Here are four high-profile movies that ended up denying primates their big moment on the silver screen…
Not only did Star Wars almost feature a monkey, the monkey in question would have portrayed one of the most iconic characters in cinema: Yoda. As most nerds know, the ultimate solution for portraying Yoda in the original movies was the use of puppetry and actor Frank Oz, but be-jeaned creator George Lucas didn’t approve at first. He thought it looked too unrealistic and would distract moviegoers from whiny baby Luke Skywalker’s journey on how to use space magic.
His solution? A monkey in a mask. A good idea in theory, as long as that theory is based in no sort of understanding of animal behavior or general feasibility. Humans don’t enjoy wearing masks, because, as anyone who’s sweated a solid pint into the back of a Ghostface mask while trick-or-treating can testify, they’re pretty uncomfortable. It turned out that getting the monkey in question to both stop digging for grubs in the swampland and wear a mask for a full take was too much. Hilariously, the specific problem was that the monkey in question kept yanking off the mask and waving it wildly in the air every time they tried to film a take. Sun Wukong-level monkey king shit.
James Bond is a worldwide cinematic phenomenon, based off the book series by Ian Fleming. One could strongly question if the world would know Bond’s name nearly as well if the first movie in the series, Dr. No, had tanked at the box office, instead of becoming a smash hit that would get millions of people horny for women with a knife in their bikinis and the Nehru jacket — the Nehru jacket being the iconic outfit of Joseph Wiseman’s Dr. Julius No.
However, an early draft of the script for Dr. No resulted in a hard producer’s no. The draft in question suggested that Dr. No be played by a monkey. You may know that it’s illegal for a monkey to be a doctor, on account of them being unable to take the Hippocratic Oath. That’s just plain medical law. Producer Cubby Broccoli, whose name sounds like a cartoon bear that emphasizes healthy eating, related to the Daily Mail a “sinking feeling” they felt reading the script and being introduced to a monkey version of the antagonist. It would be hard to argue with the decision to make Dr. No human, especially given that it might be hard to introduce someone as “the world’s greatest spy” to audiences when apparently they are having an incredibly hard time outsmarting a monkey.
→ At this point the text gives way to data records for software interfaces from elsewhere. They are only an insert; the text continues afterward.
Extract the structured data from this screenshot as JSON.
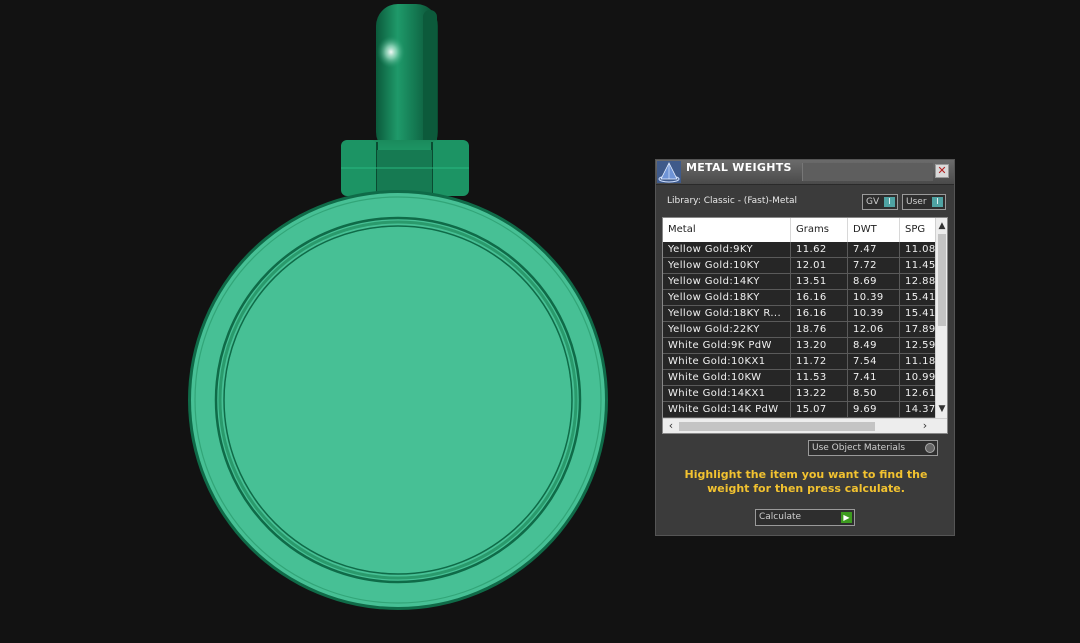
{
  "panel": {
    "title": "METAL WEIGHTS",
    "close_glyph": "✕",
    "library_label": "Library: Classic - (Fast)-Metal",
    "toggles": [
      {
        "label": "GV",
        "knob": "I"
      },
      {
        "label": "User",
        "knob": "I"
      }
    ],
    "table": {
      "headers": [
        "Metal",
        "Grams",
        "DWT",
        "SPG"
      ],
      "rows": [
        [
          "Yellow Gold:9KY",
          "11.62",
          "7.47",
          "11.08"
        ],
        [
          "Yellow Gold:10KY",
          "12.01",
          "7.72",
          "11.45"
        ],
        [
          "Yellow Gold:14KY",
          "13.51",
          "8.69",
          "12.88"
        ],
        [
          "Yellow Gold:18KY",
          "16.16",
          "10.39",
          "15.41"
        ],
        [
          "Yellow Gold:18KY R...",
          "16.16",
          "10.39",
          "15.41"
        ],
        [
          "Yellow Gold:22KY",
          "18.76",
          "12.06",
          "17.89"
        ],
        [
          "White Gold:9K PdW",
          "13.20",
          "8.49",
          "12.59"
        ],
        [
          "White Gold:10KX1",
          "11.72",
          "7.54",
          "11.18"
        ],
        [
          "White Gold:10KW",
          "11.53",
          "7.41",
          "10.99"
        ],
        [
          "White Gold:14KX1",
          "13.22",
          "8.50",
          "12.61"
        ],
        [
          "White Gold:14K PdW",
          "15.07",
          "9.69",
          "14.37"
        ]
      ]
    },
    "scroll_glyphs": {
      "up": "▲",
      "down": "▼",
      "left": "‹",
      "right": "›"
    },
    "use_object_materials": "Use Object Materials",
    "instructions": "Highlight the item you want to find the weight for then press calculate.",
    "calculate_label": "Calculate",
    "calculate_glyph": "▶"
  },
  "viewport": {
    "model": "pendant-3d-model",
    "model_color": "#47c095",
    "model_dark": "#0f6b48"
  }
}
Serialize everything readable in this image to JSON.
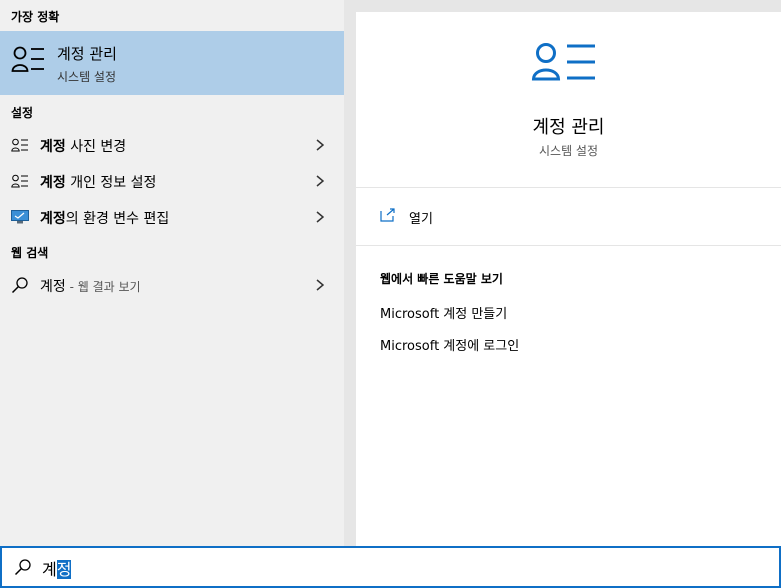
{
  "left": {
    "best_match_header": "가장 정확",
    "best_match": {
      "title": "계정 관리",
      "subtitle": "시스템 설정"
    },
    "settings_header": "설정",
    "settings_items": [
      {
        "bold": "계정",
        "rest": " 사진 변경",
        "icon": "user-list-icon"
      },
      {
        "bold": "계정",
        "rest": " 개인 정보 설정",
        "icon": "user-list-icon"
      },
      {
        "bold": "계정",
        "rest": "의 환경 변수 편집",
        "icon": "monitor-icon"
      }
    ],
    "web_header": "웹 검색",
    "web_item": {
      "term": "계정",
      "suffix": " - 웹 결과 보기"
    }
  },
  "right": {
    "title": "계정 관리",
    "subtitle": "시스템 설정",
    "open_label": "열기",
    "help_title": "웹에서 빠른 도움말 보기",
    "help_links": [
      "Microsoft 계정 만들기",
      "Microsoft 계정에 로그인"
    ]
  },
  "search": {
    "typed_plain": "계",
    "typed_selected": "정"
  },
  "colors": {
    "accent": "#0f6fc6",
    "highlight": "#aecde8"
  }
}
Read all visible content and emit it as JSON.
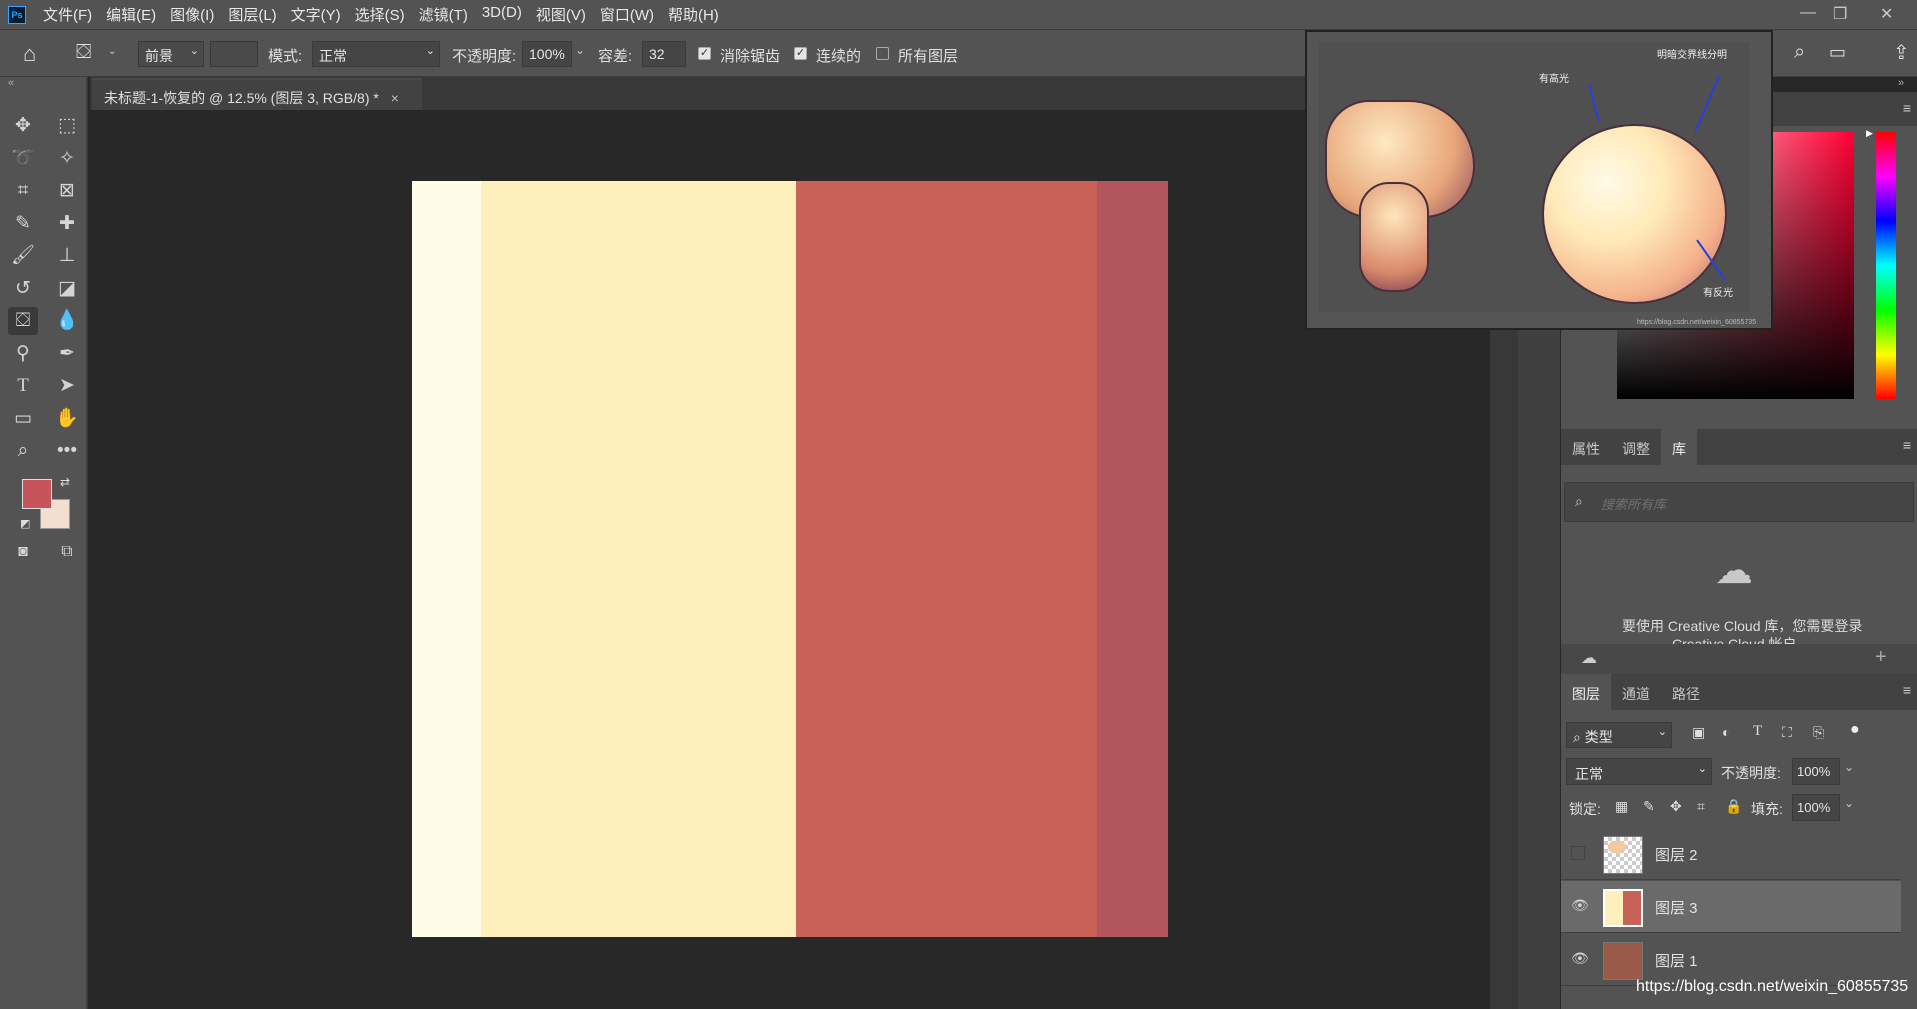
{
  "app": {
    "logo": "Ps",
    "menus": [
      "文件(F)",
      "编辑(E)",
      "图像(I)",
      "图层(L)",
      "文字(Y)",
      "选择(S)",
      "滤镜(T)",
      "3D(D)",
      "视图(V)",
      "窗口(W)",
      "帮助(H)"
    ]
  },
  "options": {
    "fill_source": "前景",
    "mode_label": "模式:",
    "mode_value": "正常",
    "opacity_label": "不透明度:",
    "opacity_value": "100%",
    "tolerance_label": "容差:",
    "tolerance_value": "32",
    "antialias_label": "消除锯齿",
    "antialias_checked": true,
    "contiguous_label": "连续的",
    "contiguous_checked": true,
    "all_layers_label": "所有图层",
    "all_layers_checked": false
  },
  "document": {
    "tab_title": "未标题-1-恢复的 @ 12.5% (图层 3, RGB/8) *",
    "close_glyph": "×",
    "canvas_strips": [
      {
        "color": "#fffce8",
        "fraction": 0.091
      },
      {
        "color": "#fdf0bd",
        "fraction": 0.417
      },
      {
        "color": "#c86158",
        "fraction": 0.398
      },
      {
        "color": "#b2565d",
        "fraction": 0.094
      }
    ]
  },
  "colors": {
    "foreground": "#c8545b",
    "background": "#f2dfd1"
  },
  "reference_image": {
    "note_highlight": "有高光",
    "note_terminator": "明暗交界线分明",
    "note_reflect": "有反光",
    "watermark": "https://blog.csdn.net/weixin_60855735"
  },
  "props_panel": {
    "tabs": [
      "属性",
      "调整",
      "库"
    ],
    "active_tab": "库",
    "search_placeholder": "搜索所有库",
    "cc_message": "要使用 Creative Cloud 库，您需要登录",
    "cc_message_2": "Creative Cloud 帐户"
  },
  "layers_panel": {
    "tabs": [
      "图层",
      "通道",
      "路径"
    ],
    "filter_label": "类型",
    "blend_mode": "正常",
    "opacity_label": "不透明度:",
    "opacity_value": "100%",
    "lock_label": "锁定:",
    "fill_label": "填充:",
    "fill_value": "100%",
    "layers": [
      {
        "name": "图层 2",
        "visible": false,
        "selected": false
      },
      {
        "name": "图层 3",
        "visible": true,
        "selected": true
      },
      {
        "name": "图层 1",
        "visible": true,
        "selected": false
      }
    ]
  },
  "footer_watermark": "https://blog.csdn.net/weixin_60855735"
}
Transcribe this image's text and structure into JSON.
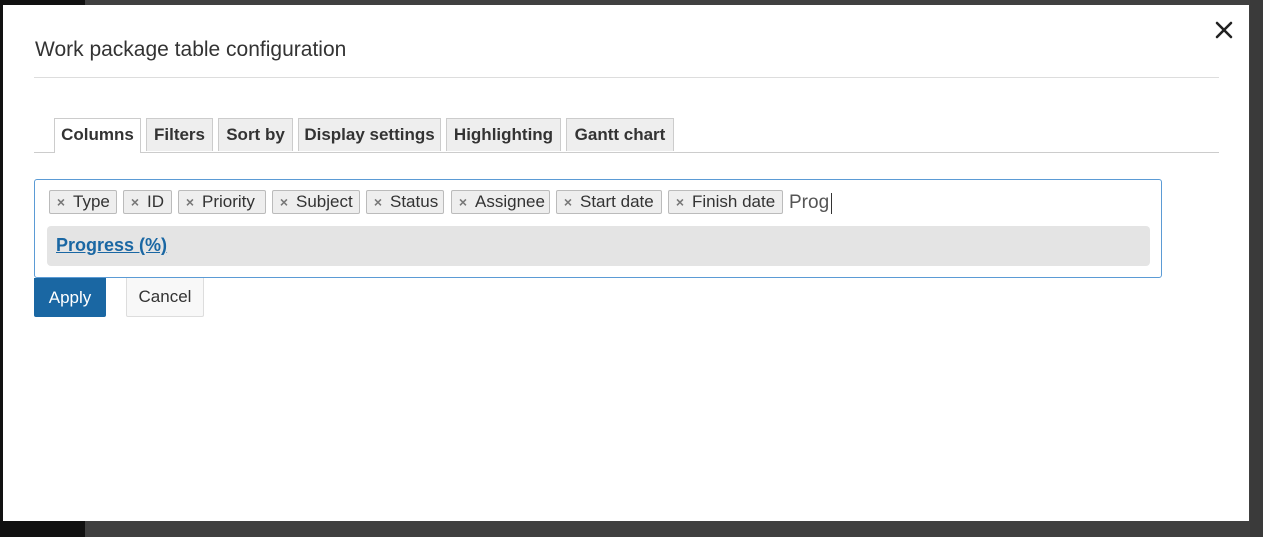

The Predator series has apparently had more than one big decision made about the antagonists during production, besides firing Jean-Claude Van Damme in the original because (at least according to one account) he wouldn’t stop doing kickboxing moves as the titular Predator. In addition to the hulking dental nightmare, though, in Shane Black’s 2018 remake, there were plans for a series of monkey sidekicks that weren’t nearly as much fun as the one in Friends. Specifically, predator monkey hybrids that even the bravest man wouldn’t attempt to place a small, adorable T-shirt on.
In fairness, they weren’t real monkeys, as that would be a direct violation of the will of god and the creation of a genuine chimera that would threaten human life. They were going to be CGI, and the idea made it at least far enough to give us screenshots that are suitably spine-shifting. The movie, unfortunately, was a rare blemish on Black’s mostly excellent resume. If he wants, he can blame it on the monkeys. It definitely would have made the movie more memorable.
Speaking of direct violations of the will of god, there was also a monkey — well, at least half a monkey — that never made it to the final version of David Cronenberg’s The Fly. If you’re familiar with The Fly or Cronenberg’s general deal, you already know that his movies are famously yucky. The Fly didn’t skimp in any sense on scenes that make a sausage-factory tour seem like pleasant dinner theater, but there was one scene that, after reportedly making test audiences vomit, was cut.
The scene involves Jeff Goldblum’s Seth Brundle attempting to teleport a baboon and a cat at the same time and still ending up with two separate animals. This does not occur. Instead we get a horrific baboon-cat hybrid that we’ll have to call a “caboon” because “bat” is already taken. Brundle is, in a word, disappointed with the result, and so, he retires the experiment — with a lead pipe, by beating his awful new pet to death. The scene did eventually make its way to the public on DVD, though, in case that’s how you get your kicks.
And for the pedants among us, I'll save you the Google search: Yes, baboons are monkeys, not apes. They’re members of the Cercopithecoidea family of Old World monkeys.